Cleveland was picked Tuesday by the Republican National Committee's site selection panel to host the GOP's national convention in 2016.
Cleveland edged out five other finalist cities: Cincinnati, Dallas, Denver, Kansas City and Las Vegas in the hotly contested race that brought in each state's power players and top fundraisers. Dallas was the last city in the running before the site selection committee made its decision Tuesday.
The RNC and Cleveland are now slated to begin negotiations on final details. The recommendation will be submitted for a vote by Republican National Committee members at their August meeting in Chicago.
The choice of the mighty swing state of Ohio has already renewed debate over whether the site of the party's convention can help generate excitement among the state's voters and help tilt the election in the GOP's favor. But that political theory has been disproved time and time again.
Though Republicans held their convention in Tampa in 2012, Republican presidential nominee Mitt Romney ultimately lost the state to President Obama by a narrow margin. But Romney won North Carolina, where the Democrats had held their 2012 convention in Charlotte, by 3 percentage points.
As various cities submitted their bids this year, RNC Chairman Reince Priebus played down the importance of choosing a swing state that might have a bearing on the party's chances of winning the White House. In a call with reporters earlier this year, Priebus stressed that the top concern was selecting a city that could produce a logistically smooth convention, including the capacity to house as many as 50,000 delegates in area hotels and ensure transportation for them around the city.
To address those concerns, Cleveland and Dallas had both committed to raising nearly $70 million to cover expenses and security for the four-day event.
On Tuesday, Priebus said a Cleveland convention would offer the GOP "a great stepping-stone to the White House in 2016."
"The team from Cleveland has gone above and beyond the call of duty and I think they're representative of a city eager to show the country all the fantastic things they have to offer," Priebus said. "Not only will the convention be held earlier in 2016, but there are also substantial guarantees in place for funding that put us well ahead of previous conventions and will give our nominee the best opportunity to succeed."

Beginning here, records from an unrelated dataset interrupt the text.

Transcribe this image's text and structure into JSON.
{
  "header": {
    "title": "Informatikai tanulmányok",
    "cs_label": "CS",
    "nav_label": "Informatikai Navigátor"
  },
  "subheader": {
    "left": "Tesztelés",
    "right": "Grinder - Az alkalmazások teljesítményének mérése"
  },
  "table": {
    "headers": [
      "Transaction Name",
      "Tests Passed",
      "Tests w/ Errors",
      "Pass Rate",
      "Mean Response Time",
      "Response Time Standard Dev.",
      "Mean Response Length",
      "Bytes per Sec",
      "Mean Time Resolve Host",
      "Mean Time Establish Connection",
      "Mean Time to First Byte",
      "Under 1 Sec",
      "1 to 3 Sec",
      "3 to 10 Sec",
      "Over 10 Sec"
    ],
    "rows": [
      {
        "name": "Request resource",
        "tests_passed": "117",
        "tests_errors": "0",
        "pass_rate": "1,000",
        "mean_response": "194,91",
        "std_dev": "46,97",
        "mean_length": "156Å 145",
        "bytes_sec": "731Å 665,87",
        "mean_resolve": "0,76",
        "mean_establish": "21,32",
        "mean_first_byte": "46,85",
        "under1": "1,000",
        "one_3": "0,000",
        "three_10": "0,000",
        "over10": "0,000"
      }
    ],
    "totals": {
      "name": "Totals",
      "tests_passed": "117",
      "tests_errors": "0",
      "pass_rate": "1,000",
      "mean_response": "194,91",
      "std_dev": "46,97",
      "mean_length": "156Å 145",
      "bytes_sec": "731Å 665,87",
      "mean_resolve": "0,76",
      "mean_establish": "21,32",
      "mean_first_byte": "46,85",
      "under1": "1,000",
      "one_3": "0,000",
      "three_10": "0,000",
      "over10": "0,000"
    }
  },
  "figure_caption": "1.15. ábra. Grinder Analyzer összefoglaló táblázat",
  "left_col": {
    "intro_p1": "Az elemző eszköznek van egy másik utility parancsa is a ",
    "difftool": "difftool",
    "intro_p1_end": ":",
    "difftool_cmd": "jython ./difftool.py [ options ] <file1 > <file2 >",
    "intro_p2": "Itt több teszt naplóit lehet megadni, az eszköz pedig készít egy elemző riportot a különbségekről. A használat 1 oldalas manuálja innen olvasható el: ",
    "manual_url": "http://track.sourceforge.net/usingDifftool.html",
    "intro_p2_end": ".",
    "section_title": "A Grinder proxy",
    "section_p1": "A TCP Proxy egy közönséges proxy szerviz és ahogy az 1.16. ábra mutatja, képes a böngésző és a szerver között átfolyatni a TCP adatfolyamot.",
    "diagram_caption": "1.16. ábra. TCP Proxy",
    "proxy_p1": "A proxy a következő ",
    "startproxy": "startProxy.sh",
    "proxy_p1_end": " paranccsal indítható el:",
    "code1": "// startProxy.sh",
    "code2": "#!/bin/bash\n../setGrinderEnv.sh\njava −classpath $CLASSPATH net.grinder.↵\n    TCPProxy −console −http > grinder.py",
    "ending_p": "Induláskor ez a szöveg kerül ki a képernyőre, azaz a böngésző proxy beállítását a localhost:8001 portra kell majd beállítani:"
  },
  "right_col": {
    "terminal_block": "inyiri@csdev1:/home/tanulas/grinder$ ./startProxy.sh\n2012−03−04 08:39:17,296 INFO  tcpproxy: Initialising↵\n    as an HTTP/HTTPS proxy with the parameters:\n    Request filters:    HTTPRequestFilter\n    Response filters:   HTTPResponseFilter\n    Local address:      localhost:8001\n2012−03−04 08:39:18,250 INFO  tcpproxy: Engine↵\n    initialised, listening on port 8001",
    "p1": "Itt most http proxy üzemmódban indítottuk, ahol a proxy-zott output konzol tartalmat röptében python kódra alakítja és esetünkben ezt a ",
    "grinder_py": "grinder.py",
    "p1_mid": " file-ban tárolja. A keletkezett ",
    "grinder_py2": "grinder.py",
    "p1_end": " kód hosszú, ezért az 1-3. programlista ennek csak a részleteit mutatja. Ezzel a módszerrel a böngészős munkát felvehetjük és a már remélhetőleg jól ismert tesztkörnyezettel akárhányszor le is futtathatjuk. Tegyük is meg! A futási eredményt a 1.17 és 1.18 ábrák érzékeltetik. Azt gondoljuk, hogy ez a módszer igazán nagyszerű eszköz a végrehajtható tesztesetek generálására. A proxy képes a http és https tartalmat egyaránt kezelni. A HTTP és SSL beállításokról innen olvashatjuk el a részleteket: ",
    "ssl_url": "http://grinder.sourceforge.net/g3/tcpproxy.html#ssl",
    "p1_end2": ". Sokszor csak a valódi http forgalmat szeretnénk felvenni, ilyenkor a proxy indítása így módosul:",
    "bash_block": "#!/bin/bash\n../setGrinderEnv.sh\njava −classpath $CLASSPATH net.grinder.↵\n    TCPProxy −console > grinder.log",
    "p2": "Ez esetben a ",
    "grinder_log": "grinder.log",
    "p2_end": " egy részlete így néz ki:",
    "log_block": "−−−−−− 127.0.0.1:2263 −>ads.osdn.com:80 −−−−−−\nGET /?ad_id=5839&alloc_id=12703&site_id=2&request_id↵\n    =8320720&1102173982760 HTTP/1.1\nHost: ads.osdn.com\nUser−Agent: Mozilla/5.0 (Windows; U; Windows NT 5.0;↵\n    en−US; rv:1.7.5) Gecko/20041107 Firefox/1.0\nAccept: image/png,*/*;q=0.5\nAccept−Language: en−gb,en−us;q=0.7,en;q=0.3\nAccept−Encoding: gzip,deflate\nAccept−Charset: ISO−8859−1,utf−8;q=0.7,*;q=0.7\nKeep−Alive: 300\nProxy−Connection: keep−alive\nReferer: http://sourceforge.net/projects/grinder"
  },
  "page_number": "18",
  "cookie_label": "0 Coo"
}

Ohio's leaders heralded the decision as a boon for the city. U.S. Sen. Sherrod Brown, a Democrat, said the choice represented another step forward in Cleveland's renaissance. Ohio Gov. John Kasich — a potential 2016 presidential candidate — told reporters that the decision would "put Ohio at the top of [the] stack of states."
RNC officials were in Cleveland last week visiting the Quicken Loans Arena. Since Republicans want to hold an earlier convention in June or July, one consideration in the final Dallas-Cleveland competition was whether the cities would be able to guarantee the availability of their arenas several weeks before the convention regardless of the NBA schedule.
Cleveland had been trying to accommodate that request, while touting the $5 billion in public and private investment that the city has put into their downtown core over the last few years.